  • SrEleanor
    Posts: 26
    I've got a hymn text which is recommended to be sung to the melody "St Petersburg" (Dimitri Bortnianski). I can't find this in any hymnal I have at hand, but an internet search provides me with two somewhat different versions (one is on hymnary.org). Does anyone know if there's a "definitive" version, or is this one of those tortured melodies of which everyone has their own "true" version? (It's 88.88.88 so not hard to find an alternative if I'm wading into troubled waters).
    Thanks.
  • Hymnal 1940, #499 (Text given with it is "Before thy throne, O God, we kneel". Gives the tune name "St. Petersburg", meter is 88 88 88 as you described, tune credit, "Arr. from Dmitri S. Bortniansky, 1825."
    Hope this helps.
    BMP
  • Liam
    Posts: 4,440
    Btw, just because it seems a lot of casual users may not realize it, the "Page Scans" section of a Hymnary tune entry records many versions in reverse chronological order from left to right (that is, cursor right to go back further in time). One may find, as is the case with this tune, versions in different meters (with passing tones omitted).

    Hymnal 1940 is usually a good barometer of best tune practice in mid-20th American mainstream Protestant (Episcopalian-Lutheran-Methodist-Presbyterian) hymnals.
  • FKulash
    Posts: 41
    When hymnary.org provides multiple page scans, that gives you an idea of how widely used different versions of the same tune are. If you want to know which version the composer wrote, the companions to Episcopal hymnals will usually say how their versions differ from their sources, and, when applicable, have references to Zahn's "Die Melodien der deutschen evangelischen Kirchenlieder" (e.g. Zahn #2964 for ST. PETERSBURG) which usually has the oldest known version and significant later revisions.
    Thanked by 1Liam
  • I love this hymntune.
  • If I'm not mistaken, the recent BBC production of "War and Peace" contains a scene where this tune is sung as a hymn in Slavonic---General Kutuzov (played magnificently by Brian Cox) kneeling as a procession with icons passes by.

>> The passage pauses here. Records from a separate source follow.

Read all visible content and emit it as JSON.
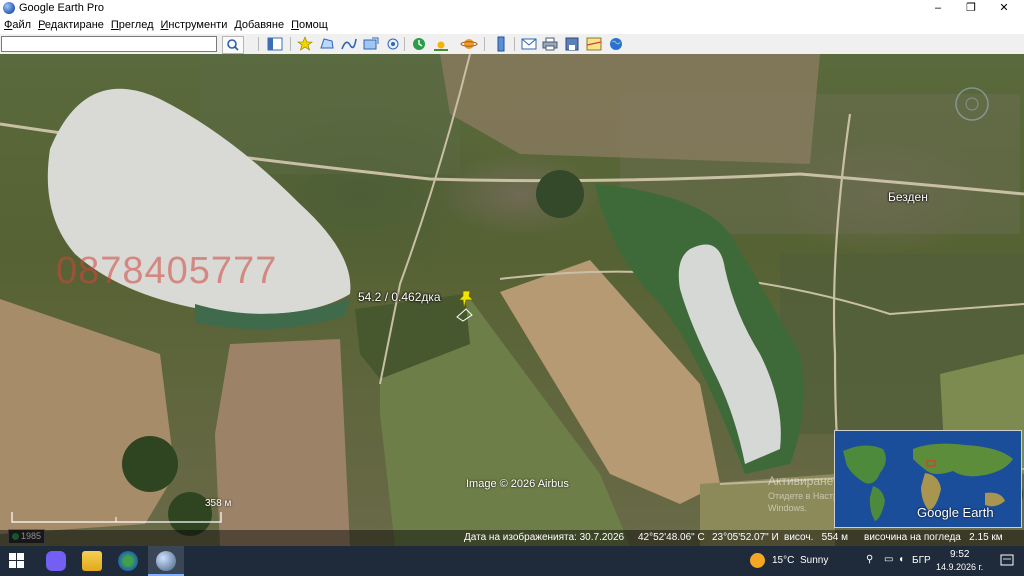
{
  "window": {
    "title": "Google Earth Pro",
    "minimize": "–",
    "maximize": "❐",
    "close": "✕"
  },
  "menu": [
    "Файл",
    "Редактиране",
    "Преглед",
    "Инструменти",
    "Добавяне",
    "Помощ"
  ],
  "search": {
    "value": "",
    "placeholder": ""
  },
  "map": {
    "watermark_phone": "0878405777",
    "placemark_label": "54.2 / 0.462дка",
    "place_name": "Безден",
    "imagery_credit": "Image © 2026 Airbus",
    "scale_label": "358 м",
    "history_year": "1985",
    "watermark_activate_title": "Активиране на Windows",
    "watermark_activate_sub": "Отидете в Настройките, за да активирате",
    "watermark_activate_sub2": "Windows.",
    "google_earth_logo": "Google Earth"
  },
  "statusbar": {
    "imagery_date": "Дата на изображенията: 30.7.2026",
    "latitude": "42°52'48.06\" С",
    "longitude": "23°05'52.07\" И",
    "elevation": "височ.   554 м",
    "eye_alt": "височина на погледа   2.15 км"
  },
  "taskbar": {
    "weather_temp": "15°C",
    "weather_desc": "Sunny",
    "language": "БГР",
    "time": "9:52",
    "date": "14.9.2026 г."
  },
  "colors": {
    "taskbar_bg": "#1f2a3a",
    "pin": "#f2e600",
    "lake": "#dcdcdc",
    "watermark_red": "#d0463e"
  }
}
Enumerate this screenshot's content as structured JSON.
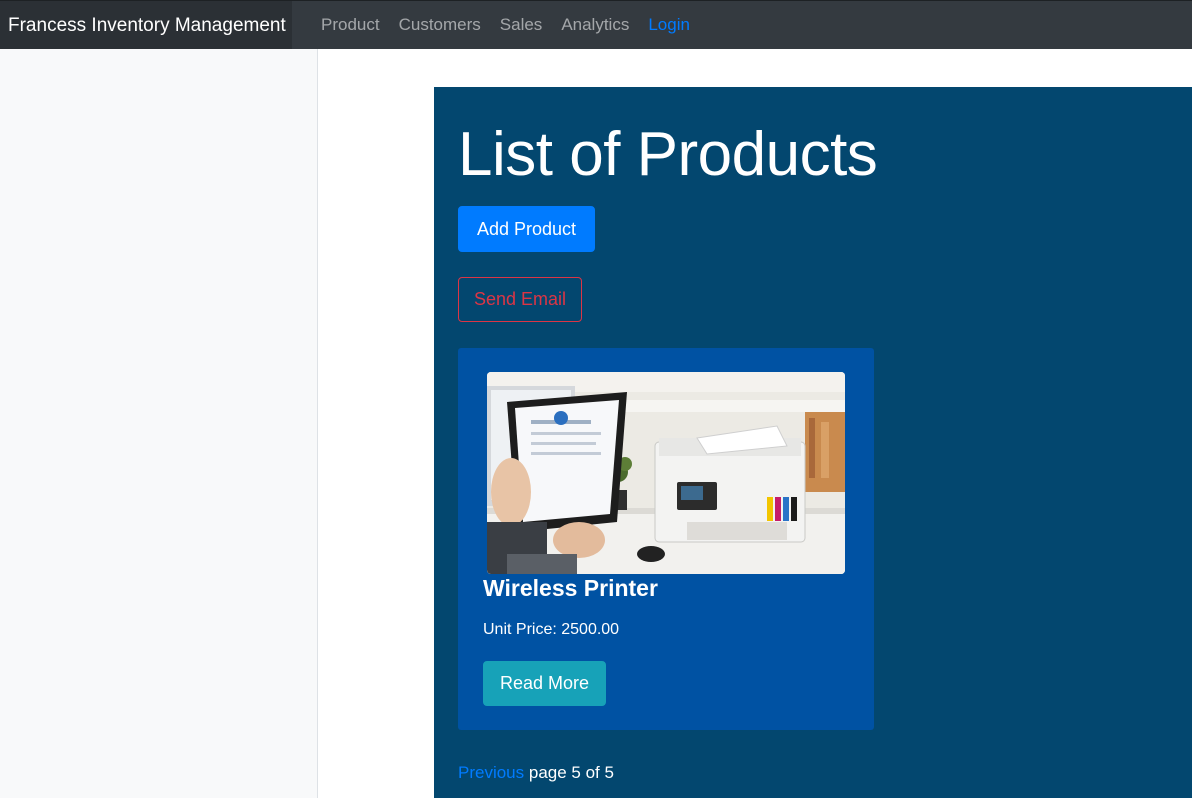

  • It was, at the time Kutuzov knelt, 1812, reckoned as the Imperial anthem, so this was a good choice by the Beeb.